The NIA 10 Calming Serum
The NIA 10 Calming Serum ($27.95) is designed for dry, inflamed, sensitive, acne-prone skin. Niacinamide (vitamin B3), zinc, and white tea extract work to calm the skin and improve redness and tone over time. I noticed it helped calm my blemishes and made my pores look noticeably smaller. In terms of redness, it's helped slightly with steady use, but the results have not been drastic. If redness is your main concern and your skin is too sensitive for vitamin C serums, this is worth checking out as an alternative. Otherwise, the Glow Maker may be better for overall tone correction.
The Refresher face wash
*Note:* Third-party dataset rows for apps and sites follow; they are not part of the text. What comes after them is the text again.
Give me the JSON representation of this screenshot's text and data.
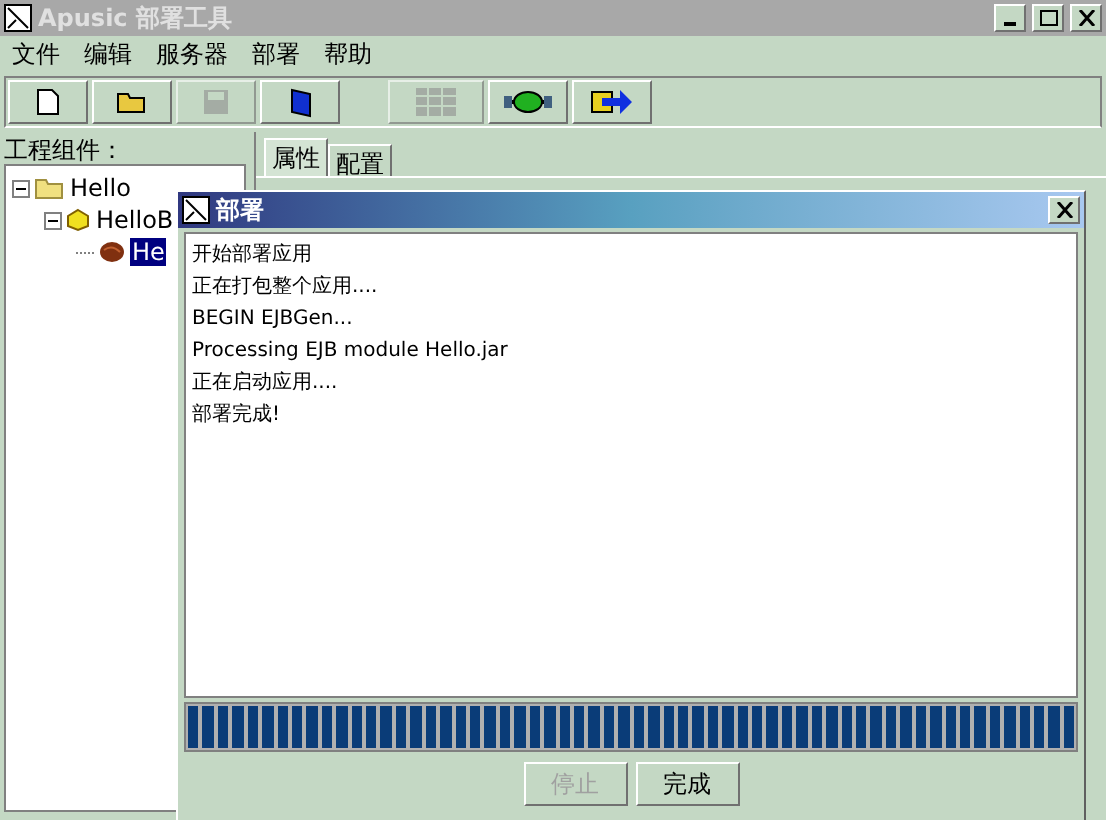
{
  "window": {
    "title": "Apusic 部署工具"
  },
  "menu": [
    "文件",
    "编辑",
    "服务器",
    "部署",
    "帮助"
  ],
  "toolbar": [
    {
      "kind": "new",
      "disabled": false
    },
    {
      "kind": "open",
      "disabled": false
    },
    {
      "kind": "save",
      "disabled": true
    },
    {
      "kind": "book",
      "disabled": false
    },
    {
      "kind": "deploy",
      "disabled": true
    },
    {
      "kind": "connect",
      "disabled": false
    },
    {
      "kind": "export",
      "disabled": false
    }
  ],
  "tree": {
    "label": "工程组件：",
    "items": [
      {
        "label": "Hello",
        "expanded": true,
        "selected": false,
        "children": [
          {
            "label": "HelloB",
            "expanded": true,
            "selected": false,
            "children": [
              {
                "label": "He",
                "selected": true
              }
            ]
          }
        ]
      }
    ]
  },
  "tabs": [
    {
      "label": "属性",
      "selected": true
    },
    {
      "label": "配置",
      "selected": false
    }
  ],
  "dialog": {
    "title": "部署",
    "log": [
      "开始部署应用",
      "正在打包整个应用....",
      "BEGIN EJBGen...",
      "Processing EJB module Hello.jar",
      "正在启动应用....",
      "部署完成!"
    ],
    "progress": {
      "level": 1
    },
    "buttons": [
      {
        "label": "停止",
        "disabled": true
      },
      {
        "label": "完成",
        "disabled": false
      }
    ]
  }
}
The Refresher ($18.95) is a gentle cleanser that helps clean the skin without disrupting its natural moisture barrier, but it can be slightly drying if you're used to other simple, gentle cleansers like Cetaphil. The Refresher uses a blend of AHAs (lactic, malic, and tartaric) to remove dead or dull skin cells, and without a moisturizer after, it can be drying. Personally, I like that the AHAs help calm my breakouts and remove dull skin, but if you're prone to dryness, you may want to stick with Cetaphil. The internal straw also doesn't reach all the way to the bottom of the bottle, so you may have to dig for the last bit of the face wash.
The bottom line:
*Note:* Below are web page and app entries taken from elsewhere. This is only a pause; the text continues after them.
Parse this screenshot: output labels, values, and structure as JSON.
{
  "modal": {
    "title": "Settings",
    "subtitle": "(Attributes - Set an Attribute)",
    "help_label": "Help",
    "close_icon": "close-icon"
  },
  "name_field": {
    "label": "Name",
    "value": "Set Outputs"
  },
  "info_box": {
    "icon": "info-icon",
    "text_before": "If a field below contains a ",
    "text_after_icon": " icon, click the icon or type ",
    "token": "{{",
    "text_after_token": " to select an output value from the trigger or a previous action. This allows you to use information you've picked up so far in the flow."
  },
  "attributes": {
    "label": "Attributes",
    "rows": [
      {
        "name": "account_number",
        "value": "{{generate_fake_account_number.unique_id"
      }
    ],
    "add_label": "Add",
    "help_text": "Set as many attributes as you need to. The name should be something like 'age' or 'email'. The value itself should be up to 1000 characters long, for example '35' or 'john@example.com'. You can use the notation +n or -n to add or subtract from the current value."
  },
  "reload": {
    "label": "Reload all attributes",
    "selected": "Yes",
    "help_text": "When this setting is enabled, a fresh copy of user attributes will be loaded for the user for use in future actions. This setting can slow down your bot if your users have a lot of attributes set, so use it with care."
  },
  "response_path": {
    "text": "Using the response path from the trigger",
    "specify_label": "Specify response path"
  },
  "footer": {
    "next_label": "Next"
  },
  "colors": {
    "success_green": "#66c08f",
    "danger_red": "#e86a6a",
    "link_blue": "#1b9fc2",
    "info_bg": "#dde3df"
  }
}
This radically affordable luxury skincare line is the real deal. Maelove makes both some of the best and the cheapest skincare products that I've found. And while I don't often get to stick to my own skincare routine as a product reviewer, I've surprised myself by preferring to use the cheaper Maelove products over luxury skincare I often test for work because they're simple, gentle, and effective.
I recommend Maelove to everyone who asks me for recommendations for a new everyday go-to product because it works for all skin types and doesn't cost much, but skincare is also a notoriously subjective experience. What works for me may not work for you — even a skincare line built to cater to every skin type. Luckily, Maelove has a 100-day, 100% money-back guarantee, so you're not risking much if you want to give it a try yourself.